## Problem description
Your answer must be an exact copy of the data, without any pictures.

Website and app data records:
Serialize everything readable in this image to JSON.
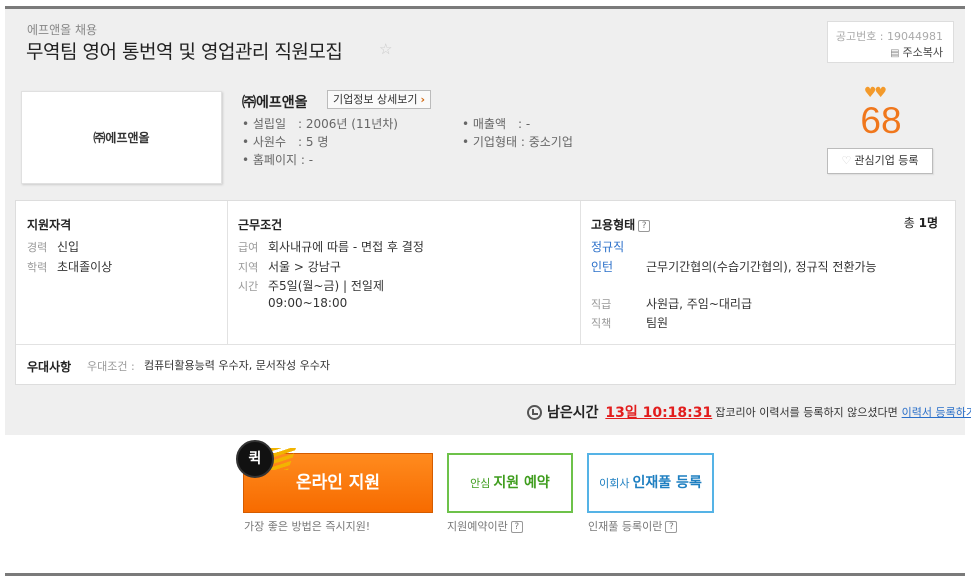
{
  "header": {
    "company_small": "에프앤올 채용",
    "title": "무역팀 영어 통번역 및 영업관리 직원모집",
    "notice_number": "공고번호 : 19044981",
    "address_copy": "주소복사"
  },
  "company": {
    "logo_text": "㈜에프앤올",
    "name": "㈜에프앤올",
    "detail_button": "기업정보 상세보기",
    "info_left": [
      "• 설립일　: 2006년 (11년차)",
      "• 사원수　: 5 명",
      "• 홈페이지 : -"
    ],
    "info_right": [
      "• 매출액　: -",
      "• 기업형태 : 중소기업"
    ],
    "score": "68",
    "fav_button": "관심기업 등록"
  },
  "requirements": {
    "title": "지원자격",
    "rows": [
      {
        "key": "경력",
        "value": "신입"
      },
      {
        "key": "학력",
        "value": "초대졸이상"
      }
    ]
  },
  "conditions": {
    "title": "근무조건",
    "rows": [
      {
        "key": "급여",
        "value": "회사내규에 따름 - 면접 후 결정"
      },
      {
        "key": "지역",
        "value": "서울 > 강남구"
      },
      {
        "key": "시간",
        "value": "주5일(월~금) | 전일제"
      }
    ],
    "time_extra": "09:00~18:00"
  },
  "employment": {
    "title": "고용형태",
    "total_label": "총",
    "total_value": "1명",
    "type1": "정규직",
    "type2": "인턴",
    "type2_desc": "근무기간협의(수습기간협의), 정규직 전환가능",
    "rows": [
      {
        "key": "직급",
        "value": "사원급, 주임~대리급"
      },
      {
        "key": "직책",
        "value": "팀원"
      }
    ]
  },
  "preference": {
    "title": "우대사항",
    "key": "우대조건 :",
    "value": "컴퓨터활용능력 우수자, 문서작성 우수자"
  },
  "remaining": {
    "label": "남은시간",
    "time": "13일 10:18:31",
    "message": "잡코리아 이력서를 등록하지 않으셨다면",
    "link": "이력서 등록하기"
  },
  "actions": {
    "quick_label": "퀵",
    "online_apply": "온라인 지원",
    "reserve_small": "안심",
    "reserve_big": "지원 예약",
    "pool_small": "이회사",
    "pool_big": "인재풀 등록",
    "online_sub": "가장 좋은 방법은 즉시지원!",
    "reserve_sub": "지원예약이란",
    "pool_sub": "인재풀 등록이란"
  }
}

## Task solution
Serialize everything readable in this image to JSON.
{
  "header": {
    "company_small": "에프앤올 채용",
    "title": "무역팀 영어 통번역 및 영업관리 직원모집",
    "notice_number": "공고번호 : 19044981",
    "address_copy": "주소복사"
  },
  "company": {
    "logo_text": "㈜에프앤올",
    "name": "㈜에프앤올",
    "detail_button": "기업정보 상세보기",
    "info_left": [
      "• 설립일　: 2006년 (11년차)",
      "• 사원수　: 5 명",
      "• 홈페이지 : -"
    ],
    "info_right": [
      "• 매출액　: -",
      "• 기업형태 : 중소기업"
    ],
    "score": "68",
    "fav_button": "관심기업 등록"
  },
  "requirements": {
    "title": "지원자격",
    "rows": [
      {
        "key": "경력",
        "value": "신입"
      },
      {
        "key": "학력",
        "value": "초대졸이상"
      }
    ]
  },
  "conditions": {
    "title": "근무조건",
    "rows": [
      {
        "key": "급여",
        "value": "회사내규에 따름 - 면접 후 결정"
      },
      {
        "key": "지역",
        "value": "서울 > 강남구"
      },
      {
        "key": "시간",
        "value": "주5일(월~금) | 전일제"
      }
    ],
    "time_extra": "09:00~18:00"
  },
  "employment": {
    "title": "고용형태",
    "total_label": "총",
    "total_value": "1명",
    "type1": "정규직",
    "type2": "인턴",
    "type2_desc": "근무기간협의(수습기간협의), 정규직 전환가능",
    "rows": [
      {
        "key": "직급",
        "value": "사원급, 주임~대리급"
      },
      {
        "key": "직책",
        "value": "팀원"
      }
    ]
  },
  "preference": {
    "title": "우대사항",
    "key": "우대조건 :",
    "value": "컴퓨터활용능력 우수자, 문서작성 우수자"
  },
  "remaining": {
    "label": "남은시간",
    "time": "13일 10:18:31",
    "message": "잡코리아 이력서를 등록하지 않으셨다면",
    "link": "이력서 등록하기"
  },
  "actions": {
    "quick_label": "퀵",
    "online_apply": "온라인 지원",
    "reserve_small": "안심",
    "reserve_big": "지원 예약",
    "pool_small": "이회사",
    "pool_big": "인재풀 등록",
    "online_sub": "가장 좋은 방법은 즉시지원!",
    "reserve_sub": "지원예약이란",
    "pool_sub": "인재풀 등록이란"
  }
}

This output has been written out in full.